10 Cool Things We Saw at the 2014 Modern Phoenix Home Tour of Arcadia

Keep New Times Free
I Support
  • Local
  • Community
  • Journalism
  • logo

Support the independent voice of Phoenix and help keep the future of New Times free.

Modern Phoenix's 2014 home tour found Midcentury Modern fans trekking through greater Arcadia on Sunday, April 6, to take a peek into homes with vintage (and curb) appeal.

With 16 residential stops and a nice sampling of Arizona's most notable architects, including Paolo Soleri, Al Beadle, and Ralph Haver, the sold-out event featured homes and condos that ranged from full-on remodels to well preserved gems. Here are the 10 coolest things -- from cement blocks to a cantilever porch -- that Jackalope Ranch spotted during the must-attend event.

See also: Phoenix Approves Hance Park Redesign Over the Next Decade

10. This Lance Enyart design was the sole stop in the Ingleside Inn neighborhood, and this Scottsdale-adjacent 1962 ranch near 60th Street and Thomas Road featured subtle modern updates, walnut floors, and a few pops of orange on the exterior.

9. While it was difficult to get a feel for the interiors of Arcadia Green's 1967 patio homes, located north of Thomas Road off 48th Street, (many looked like they've been renovated throughout the years without an eye toward the original Spanish Midcentury Modern style), the clubhouse was home to light fixtures that made us smile.
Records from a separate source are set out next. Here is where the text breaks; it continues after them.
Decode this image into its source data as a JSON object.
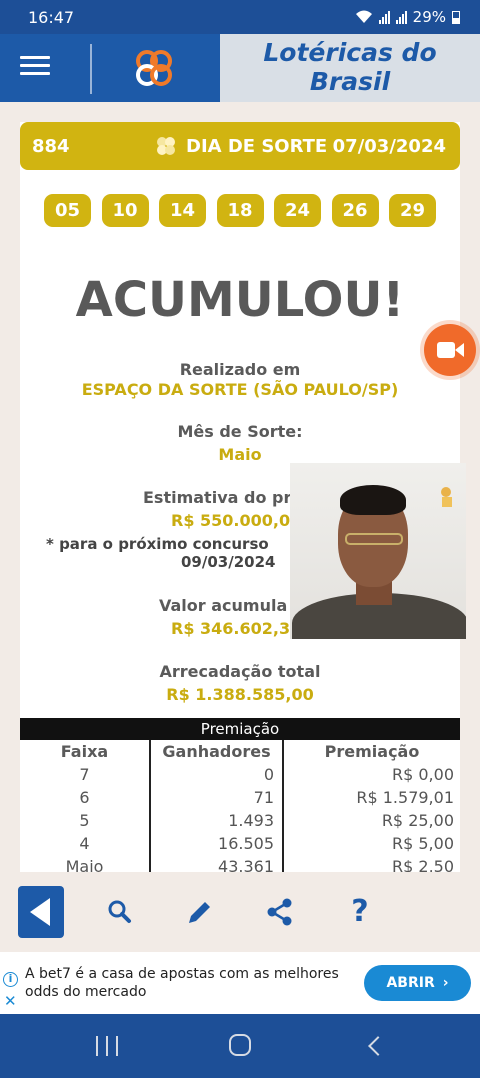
{
  "status_bar": {
    "time": "16:47",
    "battery": "29%"
  },
  "header": {
    "brand_line1": "Lotéricas do",
    "brand_line2": "Brasil"
  },
  "result": {
    "contest_number": "884",
    "game_name": "DIA DE SORTE",
    "draw_date": "07/03/2024",
    "numbers": [
      "05",
      "10",
      "14",
      "18",
      "24",
      "26",
      "29"
    ],
    "headline": "ACUMULOU!",
    "realized_label": "Realizado em",
    "realized_place": "ESPAÇO DA SORTE (SÃO PAULO/SP)",
    "lucky_month_label": "Mês de Sorte:",
    "lucky_month": "Maio",
    "estimate_label": "Estimativa do pr",
    "estimate_value": "R$ 550.000,0",
    "next_contest_note": "* para o próximo concurso",
    "next_contest_date": "09/03/2024",
    "accumulated_label": "Valor acumula",
    "accumulated_value": "R$ 346.602,3",
    "total_label": "Arrecadação total",
    "total_value": "R$ 1.388.585,00"
  },
  "prize_table": {
    "title": "Premiação",
    "headers": {
      "tier": "Faixa",
      "winners": "Ganhadores",
      "prize": "Premiação"
    },
    "rows": [
      {
        "tier": "7",
        "winners": "0",
        "prize": "R$ 0,00"
      },
      {
        "tier": "6",
        "winners": "71",
        "prize": "R$ 1.579,01"
      },
      {
        "tier": "5",
        "winners": "1.493",
        "prize": "R$ 25,00"
      },
      {
        "tier": "4",
        "winners": "16.505",
        "prize": "R$ 5,00"
      },
      {
        "tier": "Maio",
        "winners": "43.361",
        "prize": "R$ 2,50"
      }
    ]
  },
  "toolbar": {
    "icons": [
      "back-icon",
      "search-icon",
      "pencil-icon",
      "share-icon",
      "help-icon"
    ],
    "help_glyph": "?"
  },
  "ad": {
    "text": "A bet7 é a casa de apostas com as melhores odds do mercado",
    "cta": "ABRIR",
    "info_glyph": "i",
    "close_glyph": "✕"
  },
  "colors": {
    "brand_blue": "#1d5aa8",
    "gold": "#d1b411",
    "video_orange": "#f06a2a",
    "ad_blue": "#1a8ad4"
  }
}
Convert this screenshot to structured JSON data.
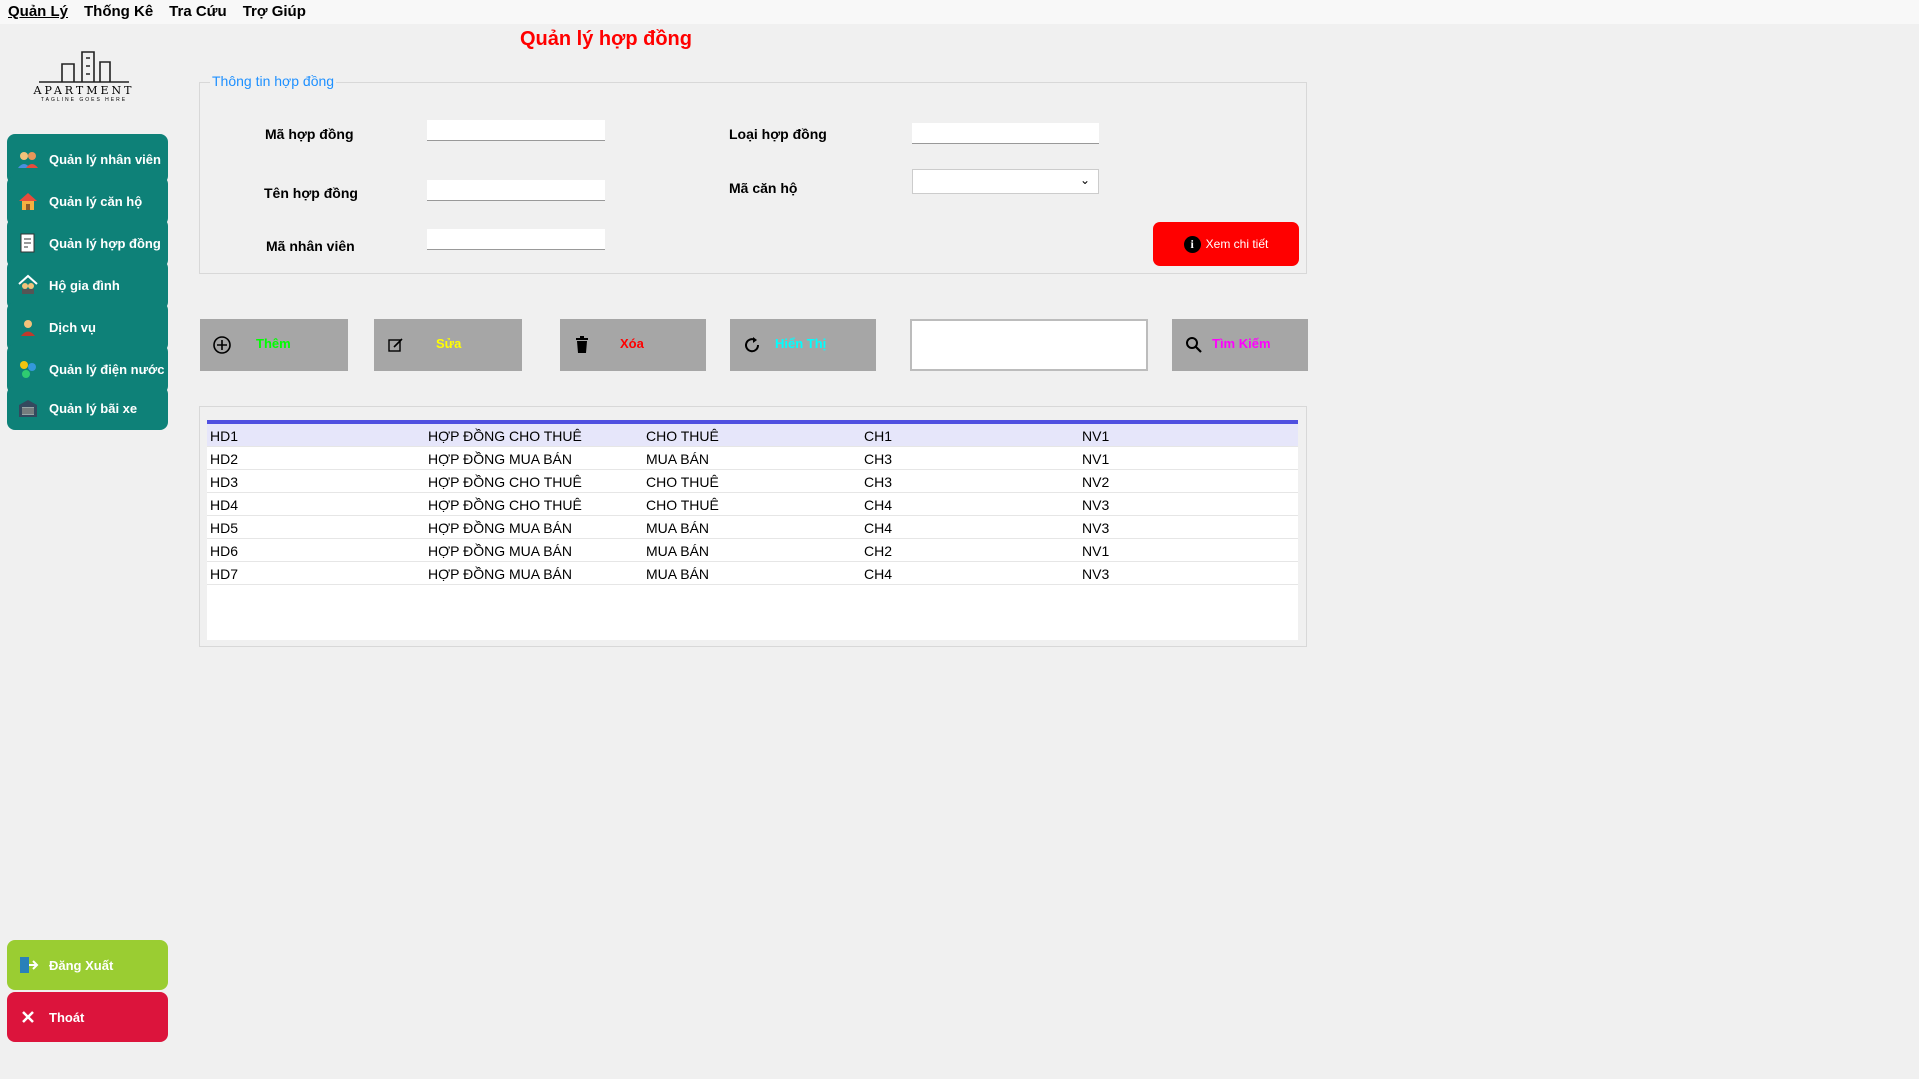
{
  "menu": [
    "Quản Lý",
    "Thống Kê",
    "Tra Cứu",
    "Trợ Giúp"
  ],
  "logo": {
    "name": "APARTMENT",
    "tagline": "TAGLINE GOES HERE"
  },
  "sidebar": {
    "items": [
      {
        "label": "Quản lý nhân viên",
        "icon": "people-icon"
      },
      {
        "label": "Quản lý căn hộ",
        "icon": "house-icon"
      },
      {
        "label": "Quản lý hợp đồng",
        "icon": "document-icon"
      },
      {
        "label": "Hộ gia đình",
        "icon": "family-icon"
      },
      {
        "label": "Dịch vụ",
        "icon": "service-icon"
      },
      {
        "label": "Quản lý điện nước",
        "icon": "utility-icon"
      },
      {
        "label": "Quản lý bãi xe",
        "icon": "garage-icon"
      }
    ],
    "logout": "Đăng Xuất",
    "exit": "Thoát"
  },
  "page": {
    "title": "Quản lý hợp đồng"
  },
  "form": {
    "group_title": "Thông tin hợp đồng",
    "ma_hop_dong": {
      "label": "Mã hợp đồng",
      "value": ""
    },
    "ten_hop_dong": {
      "label": "Tên hợp đồng",
      "value": ""
    },
    "ma_nhan_vien": {
      "label": "Mã nhân viên",
      "value": ""
    },
    "loai_hop_dong": {
      "label": "Loại hợp đồng",
      "value": ""
    },
    "ma_can_ho": {
      "label": "Mã căn hộ",
      "value": ""
    },
    "detail_button": "Xem chi tiết"
  },
  "actions": {
    "add": "Thêm",
    "edit": "Sửa",
    "delete": "Xóa",
    "show": "Hiển Thị",
    "search_value": "",
    "search": "Tìm Kiếm"
  },
  "colors": {
    "accent_teal": "#0e8178",
    "title_red": "#ff0000",
    "add_text": "#00ff00",
    "edit_text": "#ffff00",
    "delete_text": "#ff0000",
    "show_text": "#00ffff",
    "search_text": "#ff00ff"
  },
  "table": {
    "rows": [
      [
        "HD1",
        "HỢP ĐỒNG CHO THUÊ",
        "CHO THUÊ",
        "CH1",
        "NV1"
      ],
      [
        "HD2",
        "HỢP ĐỒNG MUA BÁN",
        "MUA BÁN",
        "CH3",
        "NV1"
      ],
      [
        "HD3",
        "HỢP ĐỒNG CHO THUÊ",
        "CHO THUÊ",
        "CH3",
        "NV2"
      ],
      [
        "HD4",
        "HỢP ĐỒNG CHO THUÊ",
        "CHO THUÊ",
        "CH4",
        "NV3"
      ],
      [
        "HD5",
        "HỢP ĐỒNG MUA BÁN",
        "MUA BÁN",
        "CH4",
        "NV3"
      ],
      [
        "HD6",
        "HỢP ĐỒNG MUA BÁN",
        "MUA BÁN",
        "CH2",
        "NV1"
      ],
      [
        "HD7",
        "HỢP ĐỒNG MUA BÁN",
        "MUA BÁN",
        "CH4",
        "NV3"
      ]
    ]
  }
}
Shaped like strawberries dangling from the ceiling, these bright red lights complemented minty green beams.

8. Much like items we find in their shop, Modern Manor, Ryan and Kylie Durkin's home, near 32nd Street and Glenrosa Avenue, holds a few things we'd like to get our mitts on. In particular, we had our eyes on a vintage "Welcome to Phoenix" sign that oozes industrial cool.

7. The 1964 Pueblo Bonita triplexes, designed by Haver, Nunn & Collamer at 36th Street and Glenrosa, feature screen walls with seemingly Polynesian-inspired cement blocks.

6. We're so over seeing glass tile backsplashes -- or so we thought. Turns out ditching the mosaic style and going monochromatic makes for a decidedly fresh look, as seen at Studio Antoine Proulx, located on 44th Street near Osborn.

5. Many homeowners ditch weeping mortar joints in favor of a cleaner façade, but we love that the exterior of this Windemere Haver home, near 44th Street and Indian School Road, has been preserved.

4. Al Beadle's House 6 near Camelback Mountain has been totally gutted (which bums us out), but plans to revamp and expand the house, while keeping the original structure intact, look really promising.

3. Next door to House 6 is Beadle's Uhlmann House, which is being renovated. The Red Rock subdivision home holds a beautifully crafted indoor rock wall.

2. Another Windemere Haver on the tour featured a second-level addition with a cantilever porch hovering over its pool.

1. One of the two single-family homes designed by Paolo Soleri, the split-level home near Camelback Road and 21st Street, featured plenty of access points to the outdoors -- including this cutout balcony window that framed foliage.

Follow Jackalope Ranch on Facebook, Twitter, and Pinterest.

Keep Phoenix New Times Free... Since we started Phoenix New Times, it has been defined as the free, independent voice of Phoenix, and we would like to keep it that way. Offering our readers free access to incisive coverage of local news, food and culture. Producing stories on everything from political scandals to the hottest new bands, with gutsy reporting, stylish writing, and staffers who've won everything from the Society of Professional Journalists' Sigma Delta Chi feature-writing award to the Casey Medal for Meritorious Journalism. But with local journalism's existence under siege and advertising revenue setbacks having a larger impact, it is important now more than ever for us to rally support behind funding our local journalism. You can help by participating in our "I Support" membership program, allowing us to keep covering Phoenix with no paywalls.

We use cookies to collect and analyze information on site performance and usage, and to enhance and customize content and advertisements. By clicking 'X' or continuing to use the site, you agree to allow cookies to be placed. To find out more, visit our cookies policy and our privacy policy.


Join the New Times community and help support independent local journalism in Phoenix.


Join the New Times community and help support independent local journalism in Phoenix.